Work required: Repeat the records below exactly.

____ Data section

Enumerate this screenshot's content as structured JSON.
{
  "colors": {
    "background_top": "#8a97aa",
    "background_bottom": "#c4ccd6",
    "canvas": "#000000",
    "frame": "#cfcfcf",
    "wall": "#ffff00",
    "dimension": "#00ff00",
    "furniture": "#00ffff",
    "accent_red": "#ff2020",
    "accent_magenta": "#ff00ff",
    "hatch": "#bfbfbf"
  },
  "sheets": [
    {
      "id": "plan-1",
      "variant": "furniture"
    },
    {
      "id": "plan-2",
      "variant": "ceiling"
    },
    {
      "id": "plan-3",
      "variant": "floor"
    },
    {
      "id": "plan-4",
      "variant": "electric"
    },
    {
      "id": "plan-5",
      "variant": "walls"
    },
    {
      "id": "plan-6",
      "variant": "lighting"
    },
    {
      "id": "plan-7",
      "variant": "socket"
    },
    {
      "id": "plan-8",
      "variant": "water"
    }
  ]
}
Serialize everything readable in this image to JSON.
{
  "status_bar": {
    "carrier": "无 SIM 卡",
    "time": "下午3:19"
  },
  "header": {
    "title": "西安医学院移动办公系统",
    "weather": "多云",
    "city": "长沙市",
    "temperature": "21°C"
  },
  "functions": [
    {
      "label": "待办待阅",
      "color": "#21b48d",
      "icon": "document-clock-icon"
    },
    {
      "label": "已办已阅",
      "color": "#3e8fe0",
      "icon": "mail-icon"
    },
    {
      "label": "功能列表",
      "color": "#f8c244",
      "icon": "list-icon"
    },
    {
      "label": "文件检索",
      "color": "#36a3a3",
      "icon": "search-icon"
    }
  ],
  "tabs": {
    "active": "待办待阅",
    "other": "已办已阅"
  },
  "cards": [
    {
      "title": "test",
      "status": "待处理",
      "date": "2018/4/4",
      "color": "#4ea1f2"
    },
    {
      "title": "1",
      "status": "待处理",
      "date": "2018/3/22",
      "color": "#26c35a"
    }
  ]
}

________

Response for this exercise:
Enumerate this screenshot's content as structured JSON.
{
  "colors": {
    "background_top": "#8a97aa",
    "background_bottom": "#c4ccd6",
    "canvas": "#000000",
    "frame": "#cfcfcf",
    "wall": "#ffff00",
    "dimension": "#00ff00",
    "furniture": "#00ffff",
    "accent_red": "#ff2020",
    "accent_magenta": "#ff00ff",
    "hatch": "#bfbfbf"
  },
  "sheets": [
    {
      "id": "plan-1",
      "variant": "furniture"
    },
    {
      "id": "plan-2",
      "variant": "ceiling"
    },
    {
      "id": "plan-3",
      "variant": "floor"
    },
    {
      "id": "plan-4",
      "variant": "electric"
    },
    {
      "id": "plan-5",
      "variant": "walls"
    },
    {
      "id": "plan-6",
      "variant": "lighting"
    },
    {
      "id": "plan-7",
      "variant": "socket"
    },
    {
      "id": "plan-8",
      "variant": "water"
    }
  ]
}
Serialize everything readable in this image to JSON.
{
  "status_bar": {
    "carrier": "无 SIM 卡",
    "time": "下午3:19"
  },
  "header": {
    "title": "西安医学院移动办公系统",
    "weather": "多云",
    "city": "长沙市",
    "temperature": "21°C"
  },
  "functions": [
    {
      "label": "待办待阅",
      "color": "#21b48d",
      "icon": "document-clock-icon"
    },
    {
      "label": "已办已阅",
      "color": "#3e8fe0",
      "icon": "mail-icon"
    },
    {
      "label": "功能列表",
      "color": "#f8c244",
      "icon": "list-icon"
    },
    {
      "label": "文件检索",
      "color": "#36a3a3",
      "icon": "search-icon"
    }
  ],
  "tabs": {
    "active": "待办待阅",
    "other": "已办已阅"
  },
  "cards": [
    {
      "title": "test",
      "status": "待处理",
      "date": "2018/4/4",
      "color": "#4ea1f2"
    },
    {
      "title": "1",
      "status": "待处理",
      "date": "2018/3/22",
      "color": "#26c35a"
    }
  ]
}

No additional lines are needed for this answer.